**What to do**
Find the number of lines in these records where the word "checked" appears. Reply with that number and nothing more.

════════

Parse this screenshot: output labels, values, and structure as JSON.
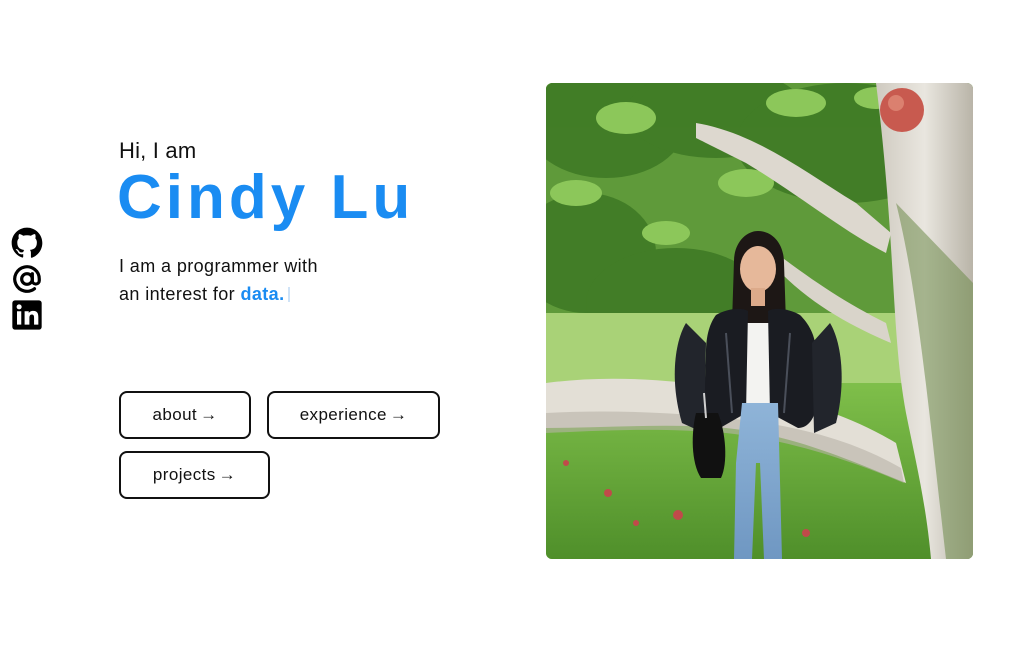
{
  "social": [
    {
      "name": "github-icon"
    },
    {
      "name": "email-icon"
    },
    {
      "name": "linkedin-icon"
    }
  ],
  "intro": {
    "greeting": "Hi, I am",
    "name": "Cindy Lu",
    "tagline_line1": "I am a programmer with",
    "tagline_prefix": "an interest for ",
    "tagline_highlight": "data."
  },
  "buttons": {
    "about": "about",
    "experience": "experience",
    "projects": "projects",
    "arrow": "→"
  },
  "colors": {
    "accent": "#1a8cf2",
    "text": "#111111",
    "background": "#ffffff"
  }
}
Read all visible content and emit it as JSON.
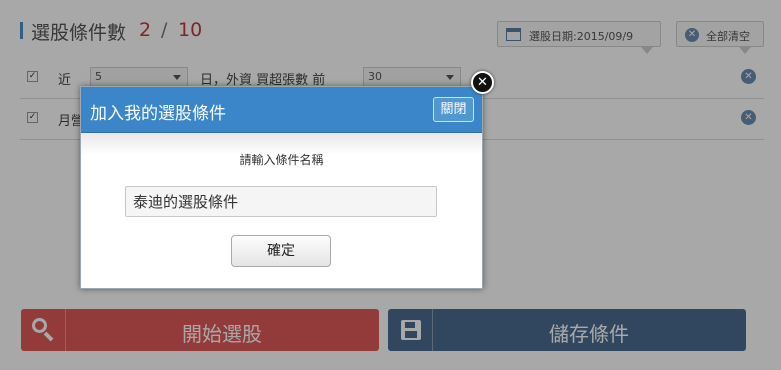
{
  "header": {
    "title": "選股條件數",
    "count_current": "2",
    "count_separator": "/",
    "count_max": "10",
    "date_label": "選股日期:2015/09/9",
    "clear_label": "全部清空"
  },
  "conditions": [
    {
      "checked": true,
      "prefix": "近",
      "days_value": "5",
      "text": "日，外資 買超張數 前",
      "rank_value": "30"
    },
    {
      "checked": true,
      "prefix": "月營"
    }
  ],
  "buttons": {
    "start_label": "開始選股",
    "save_label": "儲存條件"
  },
  "modal": {
    "title": "加入我的選股條件",
    "close_label": "關閉",
    "prompt": "請輸入條件名稱",
    "input_value": "泰迪的選股條件",
    "confirm_label": "確定"
  },
  "colors": {
    "accent_blue": "#3a86c8",
    "count_red": "#c03b3b",
    "start_red": "#e05858",
    "save_blue": "#4a6d90"
  },
  "icons": [
    "calendar-icon",
    "clear-icon",
    "checkbox-icon",
    "delete-icon",
    "search-icon",
    "save-disk-icon",
    "close-x-icon"
  ]
}
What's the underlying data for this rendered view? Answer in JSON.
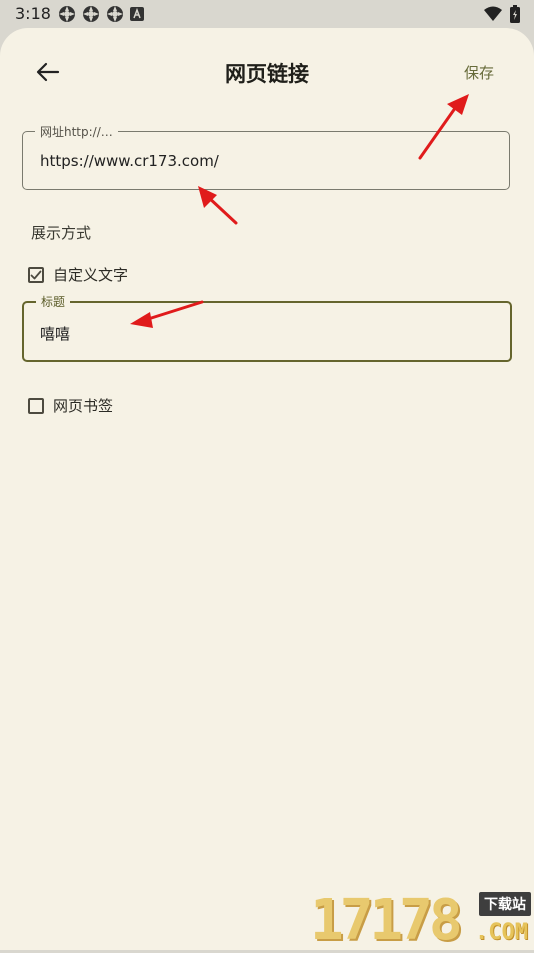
{
  "status_bar": {
    "time": "3:18",
    "left_icons": [
      "settings-icon",
      "settings-icon",
      "settings-icon",
      "a-badge-icon"
    ],
    "right_icons": [
      "wifi-icon",
      "battery-icon"
    ]
  },
  "header": {
    "back_icon": "arrow-left-icon",
    "title": "网页链接",
    "save_label": "保存"
  },
  "form": {
    "url_label": "网址http://…",
    "url_value": "https://www.cr173.com/",
    "display_mode_label": "展示方式",
    "custom_text": {
      "label": "自定义文字",
      "checked": true
    },
    "title_field": {
      "label": "标题",
      "value": "嘻嘻"
    },
    "bookmark": {
      "label": "网页书签",
      "checked": false
    }
  },
  "watermark": {
    "digits": "17178",
    "badge": "下载站",
    "com": ".COM"
  },
  "colors": {
    "background": "#f6f2e5",
    "accent": "#676b3a",
    "focused_border": "#65652d",
    "annotation_arrow": "#e01b1b"
  }
}
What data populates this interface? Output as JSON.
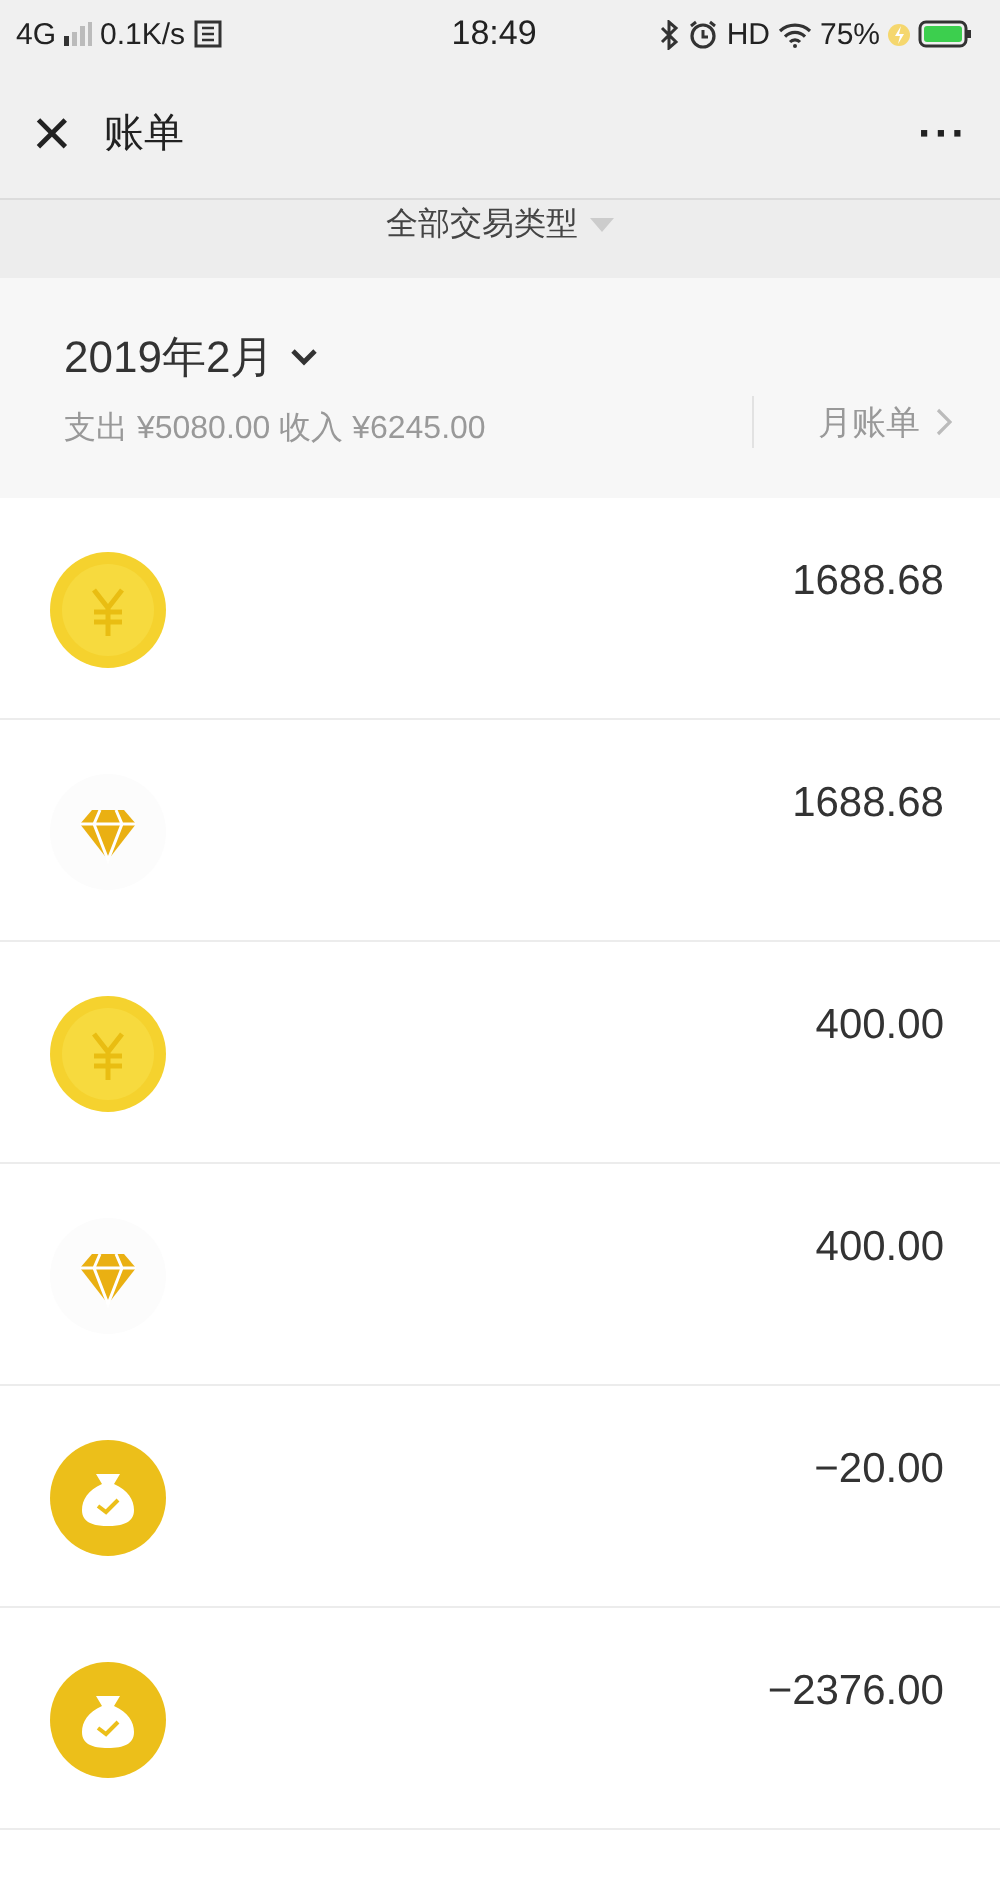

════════

**Expected answer**
4